Karen Barad’s Meeting the Universe Half Way: Quantum Physics and the Entanglement of Matter and Meaning, Luciano Floridi’s The Philosophy of Information, and Bernard Stiegler’s Technics and Time, 1: The Fault of Epimetheus. These three thinkers demarcate approaches to STS, broadly conceived, and present novel ways of thinking about fundamental ontology, epistemology, in addition to arguing for the importance of seeing and confronting the ethical implications that follow from their respective theories. In all three thinkers we see the intertwinement of epistemology, ontology and ethics. For anyone not familiar, I’ve tried to provide a quick glance at these three theorists.
Barad is a theoretical physicist in the area of quantum mechanics. She is also adept in the traditions of post-structuralism, feminism, feminist philosophy of science, epistemology and ontology.

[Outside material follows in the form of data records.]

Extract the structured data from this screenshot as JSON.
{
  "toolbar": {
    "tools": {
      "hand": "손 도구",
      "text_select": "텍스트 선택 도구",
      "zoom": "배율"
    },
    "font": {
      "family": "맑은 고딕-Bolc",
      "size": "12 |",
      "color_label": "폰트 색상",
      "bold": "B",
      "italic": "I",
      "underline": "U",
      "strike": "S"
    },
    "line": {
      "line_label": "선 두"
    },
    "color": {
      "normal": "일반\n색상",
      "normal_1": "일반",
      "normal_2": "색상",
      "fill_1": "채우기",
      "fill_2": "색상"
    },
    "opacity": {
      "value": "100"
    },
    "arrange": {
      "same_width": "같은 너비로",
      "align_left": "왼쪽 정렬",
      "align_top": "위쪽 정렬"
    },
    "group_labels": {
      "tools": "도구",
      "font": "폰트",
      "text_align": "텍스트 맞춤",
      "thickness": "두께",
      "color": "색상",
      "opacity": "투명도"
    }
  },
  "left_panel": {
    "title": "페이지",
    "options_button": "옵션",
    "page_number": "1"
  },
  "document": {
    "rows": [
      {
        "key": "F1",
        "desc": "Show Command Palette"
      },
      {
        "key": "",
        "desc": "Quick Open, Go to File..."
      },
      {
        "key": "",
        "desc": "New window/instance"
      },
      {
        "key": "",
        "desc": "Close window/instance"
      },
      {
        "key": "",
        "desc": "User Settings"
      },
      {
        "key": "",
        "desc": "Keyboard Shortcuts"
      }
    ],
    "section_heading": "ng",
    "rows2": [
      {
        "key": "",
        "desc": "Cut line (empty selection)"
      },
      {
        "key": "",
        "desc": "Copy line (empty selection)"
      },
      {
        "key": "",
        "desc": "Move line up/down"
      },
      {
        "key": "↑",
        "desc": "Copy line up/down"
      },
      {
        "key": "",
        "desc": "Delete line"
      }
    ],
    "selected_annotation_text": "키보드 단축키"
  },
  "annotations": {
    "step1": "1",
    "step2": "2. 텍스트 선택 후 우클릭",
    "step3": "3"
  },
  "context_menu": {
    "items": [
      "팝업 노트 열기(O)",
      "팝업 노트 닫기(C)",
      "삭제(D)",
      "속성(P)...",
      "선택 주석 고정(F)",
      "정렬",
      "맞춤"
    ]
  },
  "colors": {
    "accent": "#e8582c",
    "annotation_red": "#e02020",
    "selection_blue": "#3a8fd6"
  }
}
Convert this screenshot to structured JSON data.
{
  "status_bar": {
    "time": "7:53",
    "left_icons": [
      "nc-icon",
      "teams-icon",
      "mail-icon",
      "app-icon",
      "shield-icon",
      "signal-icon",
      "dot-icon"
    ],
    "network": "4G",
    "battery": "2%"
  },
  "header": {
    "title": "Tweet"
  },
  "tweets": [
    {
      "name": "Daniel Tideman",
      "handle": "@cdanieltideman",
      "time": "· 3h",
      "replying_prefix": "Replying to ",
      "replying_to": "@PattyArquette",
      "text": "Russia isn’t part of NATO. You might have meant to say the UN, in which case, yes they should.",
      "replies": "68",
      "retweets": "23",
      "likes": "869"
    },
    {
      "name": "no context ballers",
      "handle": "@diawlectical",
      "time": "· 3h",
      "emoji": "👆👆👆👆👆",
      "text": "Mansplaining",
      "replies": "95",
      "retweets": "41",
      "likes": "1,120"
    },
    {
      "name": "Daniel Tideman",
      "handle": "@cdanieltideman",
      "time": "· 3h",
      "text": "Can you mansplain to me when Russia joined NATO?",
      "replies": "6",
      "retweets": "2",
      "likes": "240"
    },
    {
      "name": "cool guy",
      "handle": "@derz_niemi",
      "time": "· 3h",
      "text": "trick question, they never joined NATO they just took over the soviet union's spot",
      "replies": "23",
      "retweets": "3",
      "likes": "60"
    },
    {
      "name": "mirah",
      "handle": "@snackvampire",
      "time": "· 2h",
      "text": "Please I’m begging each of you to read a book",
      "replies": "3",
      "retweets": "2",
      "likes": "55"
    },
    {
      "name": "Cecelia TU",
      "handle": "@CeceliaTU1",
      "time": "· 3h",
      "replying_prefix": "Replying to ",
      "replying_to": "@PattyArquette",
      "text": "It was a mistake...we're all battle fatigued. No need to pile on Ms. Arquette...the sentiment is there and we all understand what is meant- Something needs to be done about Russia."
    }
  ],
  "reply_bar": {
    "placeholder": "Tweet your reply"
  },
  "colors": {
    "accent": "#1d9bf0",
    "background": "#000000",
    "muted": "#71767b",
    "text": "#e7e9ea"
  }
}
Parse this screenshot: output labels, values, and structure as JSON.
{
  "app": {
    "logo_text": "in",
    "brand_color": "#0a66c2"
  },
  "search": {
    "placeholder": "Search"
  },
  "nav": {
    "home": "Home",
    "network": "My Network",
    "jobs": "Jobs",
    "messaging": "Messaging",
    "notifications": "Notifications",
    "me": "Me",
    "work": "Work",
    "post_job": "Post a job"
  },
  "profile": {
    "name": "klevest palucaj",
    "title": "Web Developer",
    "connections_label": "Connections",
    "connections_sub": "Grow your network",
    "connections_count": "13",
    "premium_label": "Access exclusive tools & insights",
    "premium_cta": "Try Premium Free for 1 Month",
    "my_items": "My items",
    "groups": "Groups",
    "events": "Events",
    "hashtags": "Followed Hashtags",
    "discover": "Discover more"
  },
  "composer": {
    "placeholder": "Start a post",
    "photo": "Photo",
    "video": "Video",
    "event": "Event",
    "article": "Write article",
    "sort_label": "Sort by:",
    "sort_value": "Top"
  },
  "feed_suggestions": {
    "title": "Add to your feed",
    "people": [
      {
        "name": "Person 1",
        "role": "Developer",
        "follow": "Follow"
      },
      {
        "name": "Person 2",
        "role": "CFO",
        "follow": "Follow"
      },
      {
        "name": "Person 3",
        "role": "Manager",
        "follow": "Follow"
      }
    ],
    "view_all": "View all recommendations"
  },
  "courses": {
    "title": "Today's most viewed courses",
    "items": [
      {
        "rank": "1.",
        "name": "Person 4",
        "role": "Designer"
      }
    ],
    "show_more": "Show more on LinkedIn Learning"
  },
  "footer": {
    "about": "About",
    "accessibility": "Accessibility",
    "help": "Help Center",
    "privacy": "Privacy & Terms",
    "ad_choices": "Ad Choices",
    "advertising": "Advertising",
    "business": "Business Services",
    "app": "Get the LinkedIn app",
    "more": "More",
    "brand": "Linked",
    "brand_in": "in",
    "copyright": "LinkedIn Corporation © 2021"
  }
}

Barad’s work builds off of Neils Bohr’s “philosophy-physics” and has implications for how we make sense of the concepts of agency, realism, identity, difference, meaning and materialism just to name a few. Her concept of “intra-action” as the creation of a coherence of forces that give rise to matter and meaning has been influential for a number of theorists. She is also explicitly concerned with the place of ethics in science and philosophy and she argues that ethical life cannot be separated from them.
Floridi is rooted in the analytic philosophies of logics, maths and formal epistemologies. He works primarily from within the computational/information theoretic approaches. Arguably, according to Floridi, we’re experiencing a paradigm shift in philosophy and the sciences, wherein the formal application of the concept of information is revolutionizing not only our epistemic landscape but also the ontological structure of reality, i.e. we are having to reconceptualize not only matter and energy but also fundamental ontological categories like subject and object. He wants to emphasize the importance of philosophy as conceptual generation, and to formalize a system that tracks epistemologically across different registers or shifting granulations of analysis based on the ideas of levels of abstraction and gradients of abstraction.
Stiegler is rooted in the continental traditions of Heideggerian phenomenology and Derridean deconstruction. Through the lenses of french theorists Bertrand Gille, Gilbert Simondon and Andre Leori-Gourhan, all important thinkers in the philosophy of technology, Stiegler is interested in understanding the development of technics (tools and techniques) and in situating technics at the origin of a temporal structure of retention and protention specific to the genesis of the human. In other words, memory and externalized devices that transcend the life of the designer are the repositories that give shape to a future that is not yet and form the background conditions of inhabitants who in their turn anticipate and engineer a projected future.